“Vaping” increases in Alabama, especially among high school students
According to a report from the Centers for Disease Control and Prevention, Alabama high school students are following a growing trend of using e-cigarettes, also known as electronic nicotine delivery systems, or ENDS. Their use among high-school students more than tripled from 2013 to 2014. The 2015 Youth Risk Behavior Survey found that nearly a quarter of high school students are regular users.
ENDS are devices that deliver nicotine to the user through “vapor” rather than smoke. They do not require a flame and may be used one puff at a time. Actually, the “vapor” isn’t vapor at all. It is a concentrated aerosol that is created when a liquid containing mostly vegetable glycerin, propylene glycol, flavoring, and nicotine is heated by a battery-powered atomizer. This aerosol mixture is then inhaled by the user.
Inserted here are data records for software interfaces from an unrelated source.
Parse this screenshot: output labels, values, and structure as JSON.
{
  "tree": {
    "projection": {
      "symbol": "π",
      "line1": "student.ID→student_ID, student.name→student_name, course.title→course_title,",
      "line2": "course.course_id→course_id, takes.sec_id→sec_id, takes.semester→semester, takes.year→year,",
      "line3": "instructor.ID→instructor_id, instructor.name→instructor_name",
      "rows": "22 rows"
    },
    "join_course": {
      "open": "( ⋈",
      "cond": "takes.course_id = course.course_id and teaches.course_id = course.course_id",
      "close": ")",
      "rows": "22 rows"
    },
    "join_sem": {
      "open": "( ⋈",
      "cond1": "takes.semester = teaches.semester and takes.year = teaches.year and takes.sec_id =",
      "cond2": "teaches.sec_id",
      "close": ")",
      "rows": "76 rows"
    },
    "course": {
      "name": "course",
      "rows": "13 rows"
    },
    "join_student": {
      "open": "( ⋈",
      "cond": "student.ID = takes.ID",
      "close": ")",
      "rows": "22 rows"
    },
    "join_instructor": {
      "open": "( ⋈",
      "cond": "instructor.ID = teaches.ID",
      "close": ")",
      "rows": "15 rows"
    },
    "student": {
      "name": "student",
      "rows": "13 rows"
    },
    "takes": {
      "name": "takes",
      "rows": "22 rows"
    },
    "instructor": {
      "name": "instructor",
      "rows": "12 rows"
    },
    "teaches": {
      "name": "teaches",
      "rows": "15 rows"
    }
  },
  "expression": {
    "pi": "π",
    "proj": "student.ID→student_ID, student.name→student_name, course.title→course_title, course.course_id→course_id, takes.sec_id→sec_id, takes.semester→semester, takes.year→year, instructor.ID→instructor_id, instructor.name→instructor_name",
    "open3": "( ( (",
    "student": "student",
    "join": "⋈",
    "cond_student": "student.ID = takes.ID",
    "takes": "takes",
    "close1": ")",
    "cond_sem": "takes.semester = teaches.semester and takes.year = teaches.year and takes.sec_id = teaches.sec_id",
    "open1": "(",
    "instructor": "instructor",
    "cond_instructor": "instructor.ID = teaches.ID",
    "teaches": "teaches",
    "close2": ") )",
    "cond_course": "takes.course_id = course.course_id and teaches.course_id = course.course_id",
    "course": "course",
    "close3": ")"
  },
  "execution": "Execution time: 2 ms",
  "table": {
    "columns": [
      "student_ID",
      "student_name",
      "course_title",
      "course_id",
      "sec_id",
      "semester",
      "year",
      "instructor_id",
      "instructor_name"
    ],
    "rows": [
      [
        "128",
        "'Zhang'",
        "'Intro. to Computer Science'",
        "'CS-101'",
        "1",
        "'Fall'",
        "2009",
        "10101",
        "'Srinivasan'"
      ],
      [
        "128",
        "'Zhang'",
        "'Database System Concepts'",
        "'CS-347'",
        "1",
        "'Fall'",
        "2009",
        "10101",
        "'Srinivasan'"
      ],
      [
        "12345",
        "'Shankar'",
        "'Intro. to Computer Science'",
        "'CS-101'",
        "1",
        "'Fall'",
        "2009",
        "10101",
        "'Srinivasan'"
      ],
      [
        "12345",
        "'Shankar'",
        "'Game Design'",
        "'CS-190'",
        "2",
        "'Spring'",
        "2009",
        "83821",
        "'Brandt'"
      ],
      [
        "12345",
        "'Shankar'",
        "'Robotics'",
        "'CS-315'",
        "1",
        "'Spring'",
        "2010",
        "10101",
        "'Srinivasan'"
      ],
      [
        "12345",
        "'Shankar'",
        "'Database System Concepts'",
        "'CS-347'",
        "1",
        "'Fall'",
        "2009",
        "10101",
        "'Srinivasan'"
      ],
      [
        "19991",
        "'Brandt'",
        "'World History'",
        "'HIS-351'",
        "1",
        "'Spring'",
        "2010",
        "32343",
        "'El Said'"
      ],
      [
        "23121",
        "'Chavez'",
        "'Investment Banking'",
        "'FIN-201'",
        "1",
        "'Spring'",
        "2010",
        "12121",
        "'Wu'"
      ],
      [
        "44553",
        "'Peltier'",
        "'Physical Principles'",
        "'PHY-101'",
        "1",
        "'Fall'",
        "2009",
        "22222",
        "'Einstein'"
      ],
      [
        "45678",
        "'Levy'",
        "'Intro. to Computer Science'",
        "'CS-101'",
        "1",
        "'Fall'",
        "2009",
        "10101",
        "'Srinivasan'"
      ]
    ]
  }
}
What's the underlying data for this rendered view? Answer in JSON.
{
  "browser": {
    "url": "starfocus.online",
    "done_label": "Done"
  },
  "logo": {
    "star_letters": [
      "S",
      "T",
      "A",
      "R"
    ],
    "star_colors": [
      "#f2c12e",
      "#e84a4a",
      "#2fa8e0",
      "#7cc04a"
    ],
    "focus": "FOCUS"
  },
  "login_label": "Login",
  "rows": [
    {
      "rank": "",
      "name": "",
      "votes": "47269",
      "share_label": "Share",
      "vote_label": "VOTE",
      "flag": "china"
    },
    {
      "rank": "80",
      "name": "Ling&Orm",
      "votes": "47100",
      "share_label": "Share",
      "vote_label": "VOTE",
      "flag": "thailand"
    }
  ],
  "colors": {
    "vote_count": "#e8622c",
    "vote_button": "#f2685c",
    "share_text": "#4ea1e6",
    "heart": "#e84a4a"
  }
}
Today, the more popular ENDS products are refillable and reusable and can be customized with different flavored liquids, commonly known as e-juice or vape juice, different levels of nicotine, and other features that make these products appealing to youth and young adults.
Much debate centers on whether these products are “safe.” Currently, Alabama does not regulate ENDS in any way. We may not know the harmful ramifications of this product for decades, and there is every chance that their use may be a gateway for users to develop an addiction to nicotine that could last a lifetime. ENDS are not necessarily an alternative to cigarettes; some people use both products.
In Alabama, ENDS purchasers must be at least 19 years of age. However, unlike tobacco products, retailers currently are not required to obtain a permit to sell them. Therefore, these products are not subject to the same compliance checks as traditional cigarettes.
In 2016, the U.S. Food and Drug Administration (FDA) finalized a rule extending its regulatory authority to cover all tobacco products, including vaporizers, vape pens, hookah pens, e-cigarettes, e-pipes, and all other ENDS. FDA now regulates the manufacture, import, packaging, labeling, advertising, promotion, sale, and distribution of ENDS. This includes components and parts of ENDS, but excludes accessories.
More research needs to be conducted on the long-term health effects from the use of these products. While it is true that ENDS do not contain the same cancer-causing chemicals as traditional cigarettes, some health risks are still involved with their use.